Data in this exercise:
========================================================================

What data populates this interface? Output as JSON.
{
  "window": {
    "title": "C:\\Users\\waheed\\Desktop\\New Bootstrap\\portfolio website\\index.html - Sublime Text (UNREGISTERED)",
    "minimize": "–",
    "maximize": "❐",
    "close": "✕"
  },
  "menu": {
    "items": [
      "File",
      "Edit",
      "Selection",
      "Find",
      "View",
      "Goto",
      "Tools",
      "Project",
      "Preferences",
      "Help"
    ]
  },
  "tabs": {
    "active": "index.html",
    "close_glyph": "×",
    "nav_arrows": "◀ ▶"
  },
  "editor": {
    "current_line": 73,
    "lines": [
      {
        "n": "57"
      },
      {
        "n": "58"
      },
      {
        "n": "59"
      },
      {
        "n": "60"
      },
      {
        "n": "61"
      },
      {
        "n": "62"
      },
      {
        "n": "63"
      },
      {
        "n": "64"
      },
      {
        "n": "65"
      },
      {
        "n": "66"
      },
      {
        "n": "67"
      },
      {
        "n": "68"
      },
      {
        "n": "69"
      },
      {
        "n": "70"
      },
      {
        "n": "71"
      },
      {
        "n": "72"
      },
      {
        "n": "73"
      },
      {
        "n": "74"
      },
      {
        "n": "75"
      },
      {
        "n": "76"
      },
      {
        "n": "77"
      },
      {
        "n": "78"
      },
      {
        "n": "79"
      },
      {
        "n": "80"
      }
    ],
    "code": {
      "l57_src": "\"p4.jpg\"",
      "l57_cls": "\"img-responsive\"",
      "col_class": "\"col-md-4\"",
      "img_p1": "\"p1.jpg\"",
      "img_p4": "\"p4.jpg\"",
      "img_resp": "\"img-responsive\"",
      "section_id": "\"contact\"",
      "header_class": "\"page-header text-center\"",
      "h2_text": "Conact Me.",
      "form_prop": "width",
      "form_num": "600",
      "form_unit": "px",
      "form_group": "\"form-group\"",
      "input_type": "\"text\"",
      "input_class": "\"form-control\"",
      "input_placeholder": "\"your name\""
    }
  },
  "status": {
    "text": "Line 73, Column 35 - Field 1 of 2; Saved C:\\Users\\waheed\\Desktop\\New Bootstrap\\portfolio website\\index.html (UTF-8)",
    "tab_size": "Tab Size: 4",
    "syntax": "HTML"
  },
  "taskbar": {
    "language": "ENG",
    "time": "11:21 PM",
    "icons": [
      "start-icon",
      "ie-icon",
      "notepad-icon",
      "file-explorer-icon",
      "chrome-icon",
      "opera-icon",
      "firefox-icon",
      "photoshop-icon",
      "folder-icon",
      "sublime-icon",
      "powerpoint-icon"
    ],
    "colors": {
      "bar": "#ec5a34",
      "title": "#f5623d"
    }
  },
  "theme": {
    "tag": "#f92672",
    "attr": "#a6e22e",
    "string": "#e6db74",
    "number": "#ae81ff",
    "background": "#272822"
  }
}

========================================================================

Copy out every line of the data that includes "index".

    "title": "C:\\Users\\waheed\\Desktop\\New Bootstrap\\portfolio website\\index.html - Sublime Text (UNREGISTERED)",
    "active": "index.html",
    "text": "Line 73, Column 35 - Field 1 of 2; Saved C:\\Users\\waheed\\Desktop\\New Bootstrap\\portfolio website\\index.html (UTF-8)",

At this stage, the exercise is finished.